William is thirteen…and yes, we have our times. Some are just down right defiance and others are simply misunderstandings. I had lunch today with Craig…he talked about the love he has for his wife, the plans for their delivery, the hard work he endures to provide for them…the love he has for life. I am blessed to have this time. Blessed as it strengthens our relationship and also because it reminds me of how this turbulent time with William will eventually blossom into an adult relationship where we are equal…as Craig and I are…and my girls, too.

I went back into my journal for September 16th, 2001 where Craig was seventeen…or there bouts…I found this poem I had written…
There's a strong silence
Can you hear it? It's deafening.
Piercing my ears
I go from room to room trying to get clear of it.
No matter what, I can't escape it.
I think if maybe I open my mouth
I could scare the silence away
But no words come.
Engulfing me, as my heart despairs,
Afraid I will never speak again
Living with this booming silence
as my background sound for life.

Yes, about silence I was experiencing from Craig in his turbulent years…it has a familiar tune…to the writing of today…and I am reminded after having lunch with the same person…so many years later…this too with William will pass.

“Do not go where the path may lead; go instead where there is no path and leave a trail” --Written June 3, 2007

I have completed my Criminal Justice Associates Degree!

I will graduate in absentia because I do not want to drive to Louisville to walk...I maintained a 4.0 throughout my courses. For all of you who prayed me through, encouraged me along the way, had to listen to me say, "I'm sorry but I can't talk right now, I have to work on this paper," or I can't have company right now, I've got to submit this paper before I go to work"...I thank you for your care, consideration and patience. I know I have missed out on so much. I wonder if my life will ever be the same again. I must add that I would not have been able to accomplish this task if it weren't for Papa's constant encouragement and making up for my inability to carry on with my normal duties. He has seen me at my worst, to the point of almost pulling my hair out over papers due. He has calmed me and lit a fire under me as needed. It has indeed made our marriage stronger. He should get a degree out of this, too!
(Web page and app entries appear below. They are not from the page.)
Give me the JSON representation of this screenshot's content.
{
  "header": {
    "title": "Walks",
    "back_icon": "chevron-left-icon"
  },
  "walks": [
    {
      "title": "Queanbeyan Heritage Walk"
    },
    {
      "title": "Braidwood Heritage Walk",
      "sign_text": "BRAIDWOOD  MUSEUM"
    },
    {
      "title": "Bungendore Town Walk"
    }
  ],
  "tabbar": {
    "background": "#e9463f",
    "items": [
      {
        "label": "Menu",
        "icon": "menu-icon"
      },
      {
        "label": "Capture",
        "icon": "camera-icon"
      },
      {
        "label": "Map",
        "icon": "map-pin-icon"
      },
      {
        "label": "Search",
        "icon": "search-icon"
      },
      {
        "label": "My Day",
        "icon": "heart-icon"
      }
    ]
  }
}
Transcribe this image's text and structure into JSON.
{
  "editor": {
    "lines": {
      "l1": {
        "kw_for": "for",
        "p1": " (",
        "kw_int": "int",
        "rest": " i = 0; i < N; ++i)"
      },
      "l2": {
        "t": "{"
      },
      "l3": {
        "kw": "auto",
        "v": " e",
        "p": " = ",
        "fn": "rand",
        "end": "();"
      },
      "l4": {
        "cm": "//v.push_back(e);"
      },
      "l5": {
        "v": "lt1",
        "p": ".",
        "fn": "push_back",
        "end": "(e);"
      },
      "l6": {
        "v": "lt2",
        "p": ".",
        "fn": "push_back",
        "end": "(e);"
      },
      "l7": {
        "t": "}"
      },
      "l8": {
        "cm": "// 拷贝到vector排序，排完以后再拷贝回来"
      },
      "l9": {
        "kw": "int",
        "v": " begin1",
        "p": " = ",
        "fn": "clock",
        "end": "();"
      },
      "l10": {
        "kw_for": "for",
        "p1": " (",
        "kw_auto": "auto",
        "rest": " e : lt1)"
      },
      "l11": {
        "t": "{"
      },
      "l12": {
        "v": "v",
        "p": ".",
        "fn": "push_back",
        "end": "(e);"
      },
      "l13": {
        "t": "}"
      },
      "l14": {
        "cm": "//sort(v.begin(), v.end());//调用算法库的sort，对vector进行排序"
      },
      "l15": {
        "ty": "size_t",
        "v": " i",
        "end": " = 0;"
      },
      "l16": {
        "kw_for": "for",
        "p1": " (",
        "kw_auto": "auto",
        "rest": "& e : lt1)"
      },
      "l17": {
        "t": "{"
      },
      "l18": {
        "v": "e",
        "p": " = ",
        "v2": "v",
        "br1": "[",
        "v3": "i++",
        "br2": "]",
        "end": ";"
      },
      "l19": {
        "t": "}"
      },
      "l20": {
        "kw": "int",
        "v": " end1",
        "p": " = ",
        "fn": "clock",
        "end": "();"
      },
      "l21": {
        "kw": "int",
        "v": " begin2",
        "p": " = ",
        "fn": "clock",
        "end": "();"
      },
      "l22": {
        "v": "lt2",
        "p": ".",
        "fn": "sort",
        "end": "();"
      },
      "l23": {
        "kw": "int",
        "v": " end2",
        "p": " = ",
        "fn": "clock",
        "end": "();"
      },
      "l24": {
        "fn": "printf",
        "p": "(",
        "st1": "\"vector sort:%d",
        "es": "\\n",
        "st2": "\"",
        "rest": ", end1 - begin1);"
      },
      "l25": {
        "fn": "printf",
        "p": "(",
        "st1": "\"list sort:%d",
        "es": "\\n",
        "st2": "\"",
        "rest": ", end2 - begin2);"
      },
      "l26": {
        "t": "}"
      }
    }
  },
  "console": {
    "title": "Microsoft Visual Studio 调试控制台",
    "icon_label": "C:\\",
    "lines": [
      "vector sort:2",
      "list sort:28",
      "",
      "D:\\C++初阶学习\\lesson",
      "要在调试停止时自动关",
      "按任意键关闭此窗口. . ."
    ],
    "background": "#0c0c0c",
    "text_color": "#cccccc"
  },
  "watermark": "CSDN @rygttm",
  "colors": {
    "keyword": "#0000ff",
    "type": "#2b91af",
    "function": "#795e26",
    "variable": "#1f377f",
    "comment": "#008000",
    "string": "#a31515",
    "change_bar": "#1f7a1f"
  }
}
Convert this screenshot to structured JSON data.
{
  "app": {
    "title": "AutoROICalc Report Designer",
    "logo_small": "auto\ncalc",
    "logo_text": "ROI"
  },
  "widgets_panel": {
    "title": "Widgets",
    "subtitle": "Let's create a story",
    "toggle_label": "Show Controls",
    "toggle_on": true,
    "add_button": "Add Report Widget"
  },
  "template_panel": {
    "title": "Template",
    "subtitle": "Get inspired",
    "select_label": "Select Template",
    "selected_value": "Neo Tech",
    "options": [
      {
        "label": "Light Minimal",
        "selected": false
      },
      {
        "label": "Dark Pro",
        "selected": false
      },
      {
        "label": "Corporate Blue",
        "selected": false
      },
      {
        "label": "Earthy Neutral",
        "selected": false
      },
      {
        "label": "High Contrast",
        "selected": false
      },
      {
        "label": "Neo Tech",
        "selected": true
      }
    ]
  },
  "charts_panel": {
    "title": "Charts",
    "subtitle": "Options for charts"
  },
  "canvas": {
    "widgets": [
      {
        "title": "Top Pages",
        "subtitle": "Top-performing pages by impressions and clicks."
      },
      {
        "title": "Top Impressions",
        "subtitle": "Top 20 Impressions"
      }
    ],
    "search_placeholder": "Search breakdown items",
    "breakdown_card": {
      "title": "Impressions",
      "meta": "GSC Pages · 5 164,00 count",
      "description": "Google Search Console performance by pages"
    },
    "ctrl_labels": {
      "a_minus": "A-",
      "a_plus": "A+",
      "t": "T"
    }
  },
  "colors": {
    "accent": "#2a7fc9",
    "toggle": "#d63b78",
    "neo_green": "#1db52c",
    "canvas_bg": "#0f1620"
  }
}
(My choice for the title stems from the fact that my father, my mother, two sisters or brother has not ever obtained a degree.)